At Kamakshi Media, we are in the content creation, distribution and marketing business. When we began our journey, we asked ourselves two questions. The first was, “What type of audience do we want to serve: mainstream or niche?” Secondly, what type of content do we want to create: topical, or evergreen?” Answering this question was important as it would help us identify the right audience in order to serve them. Below I will talk about the different form of media, particularly podcasts, that can be categorized into different brackets.
Answers to these questions gives us the typical 2*2 matrix, as the above image shows. Each of the approaches (mainstream and topical; evergreen and niche, etc…) has its pro’s and con’s.
a. Mainstream and Topical
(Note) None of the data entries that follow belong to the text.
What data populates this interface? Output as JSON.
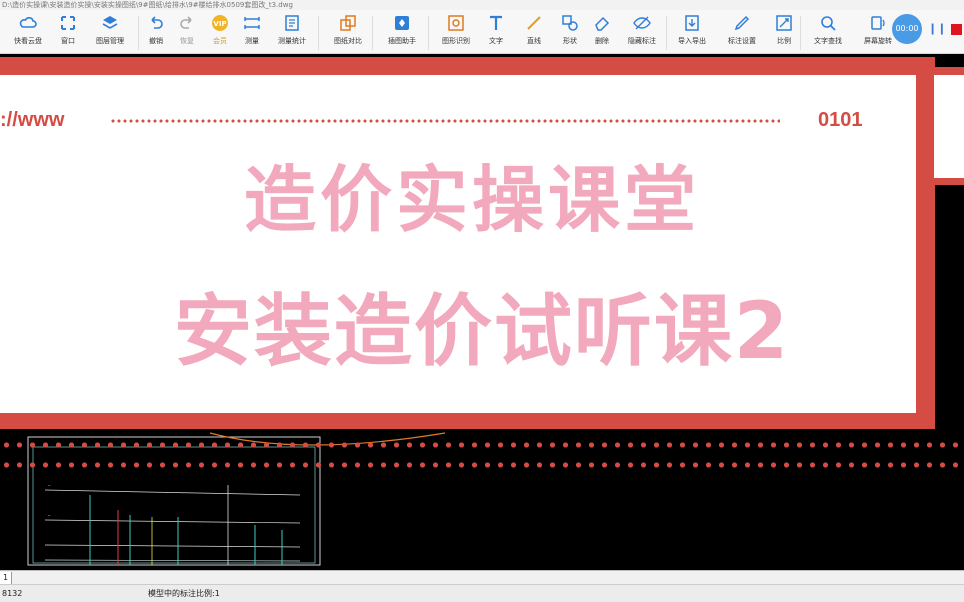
{
  "window": {
    "title": "D:\\造价实操课\\安装造价实操\\安装实操图纸\\9#图纸\\给排水\\9#楼给排水0509套图改_t3.dwg"
  },
  "toolbar": {
    "items": [
      {
        "label": "快看云盘",
        "icon": "cloud-icon"
      },
      {
        "label": "窗口",
        "icon": "window-icon"
      },
      {
        "label": "图层管理",
        "icon": "layers-icon"
      },
      {
        "label": "撤销",
        "icon": "undo-icon"
      },
      {
        "label": "恢复",
        "icon": "redo-icon"
      },
      {
        "label": "会员",
        "icon": "vip-icon"
      },
      {
        "label": "测量",
        "icon": "measure-icon"
      },
      {
        "label": "测量统计",
        "icon": "measure-stats-icon"
      },
      {
        "label": "图纸对比",
        "icon": "compare-icon"
      },
      {
        "label": "插图助手",
        "icon": "assistant-icon"
      },
      {
        "label": "图形识别",
        "icon": "recognize-icon"
      },
      {
        "label": "文字",
        "icon": "text-icon"
      },
      {
        "label": "直线",
        "icon": "line-icon"
      },
      {
        "label": "形状",
        "icon": "shape-icon"
      },
      {
        "label": "删除",
        "icon": "eraser-icon"
      },
      {
        "label": "隐藏标注",
        "icon": "hide-icon"
      },
      {
        "label": "导入导出",
        "icon": "import-export-icon"
      },
      {
        "label": "标注设置",
        "icon": "annotation-settings-icon"
      },
      {
        "label": "比例",
        "icon": "scale-icon"
      },
      {
        "label": "文字查找",
        "icon": "text-search-icon"
      },
      {
        "label": "屏幕旋转",
        "icon": "rotate-screen-icon"
      }
    ]
  },
  "recorder": {
    "timer": "00:00"
  },
  "banner": {
    "url_text": "://www",
    "code_text": "0101",
    "headline_1": "造价实操课堂",
    "headline_2": "安装造价试听课2"
  },
  "layout_tabs": [
    "1"
  ],
  "status": {
    "coordinates": "8132",
    "scale_note": "模型中的标注比例:1"
  },
  "colors": {
    "banner_red": "#d44c43",
    "headline_pink": "#f2a8bd",
    "cad_background": "#000000",
    "recorder_blue": "#4a9be6",
    "recorder_stop": "#e0141e"
  }
}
It is very tempting to opt for the topical + mainstream combination. That is where most media organizations have cut their teeth and made their marks. So have the general entertainment channels. They tend to get the maximum audiences, and of course have the greatest competition. The problem with these shows is that they have a limited shelf life, but they make up for it on basis of numbers. Kapil Sharma Show on TV and No Filter Neha in the world of podcasting are a couple of examples. There is a risk of quick rise to fame and burnout in this form of content though. A recent example of a quick rise to fame (going viral) is the Chewbacca Mask Lady.
b. Niche and Topical
Niche and topical form an interesting mix of audience. This is the segment where you will cater to a small group of audience to begin with, and over a period of time, the content (and the show) will grow and cultivate an army of fanboys and girls. The This Week in Tech (TWiT) network is a classic example of such a content. They cater mainly to the techies and tech-savvy audience, and their discussions are related to “now” and “today”. Some of their shows have been around for over a decade, and back home, I think NDTV Gadgets is a close cousin of this show.
c. Mainstream and Evergreen
This is my favourite category, where the content serves a wide audience, and has a long shelf life: sometimes running into years. A Bollywood (or *wood) blockbuster could be such an example: the nth re-run of Hum Aap Ke Hai Kaun or a Welcome still finds an audience; and as a result; advertisers.
I am probably dating myself and bracketing myself as a fan of Bollywood films (which I am) but you get the picture. A re-run of match between underdogs in IPL Season III will hardly find a proportionate audience. At the risk of tooting out own horn, we seem to have found a sweet spot with our audience for Baalgatha, a podcast of Kids’ bedtime stories. We launched this show in English and Hindi, and soon will add more languages including Telugu and Tamil.
The audio stories are derived from Panchatantra, Jataka and other classic sources, which makes it an easier ‘sell’ to potential listeners. The added benefit is that it worked well for SEO, which might also explain why almost all of our growth has been organic. Mainstream and evergreen is a bit like niche and topical in terms of growing your audience: that is, it takes time tor the audience to grow. For example, it took us about 6 months since launch to reach over 30,000 unique listeners a month; and 10 months to reach over 70,000 listeners. But once you have established yourself in the space, mainstream and evergreen is a great form of content to create and distribute!
d. Niche and Evergreen
This in my opinion is the hardest form of content in terms of finding a user acceptance. But those who have grown an audience, have really benefitted and become giants in their space. John Lee Dumas of Entrepreneur on Fire Fame is a classic example of a content creator who focuses on Niche and Evergreen content. He has interviewed over 1,600 entrepreneurs in his daily show, and most of the content deals with the entrepreneur’s journey. With time, the business may change, but the first steps in the entrepreneurial journey do not! We tried this approach with MyKitaab, a podcast that caters to authors who want to publish and market their books in India. We have recently tweaked the format of the show, and are expanding the profile of guests that we interview so as to give the audience a better listening experience. Niche works, niche + evergreen works better when done right.
Cardassian or Kardashian?
Coming to the all important question: as a content creator, marketer or distributor, which type of audience do you serve: Fans of Cardassians, or Kardashians? The latter might not need an introduction, but the former may be more familair to Sci-Fi fans.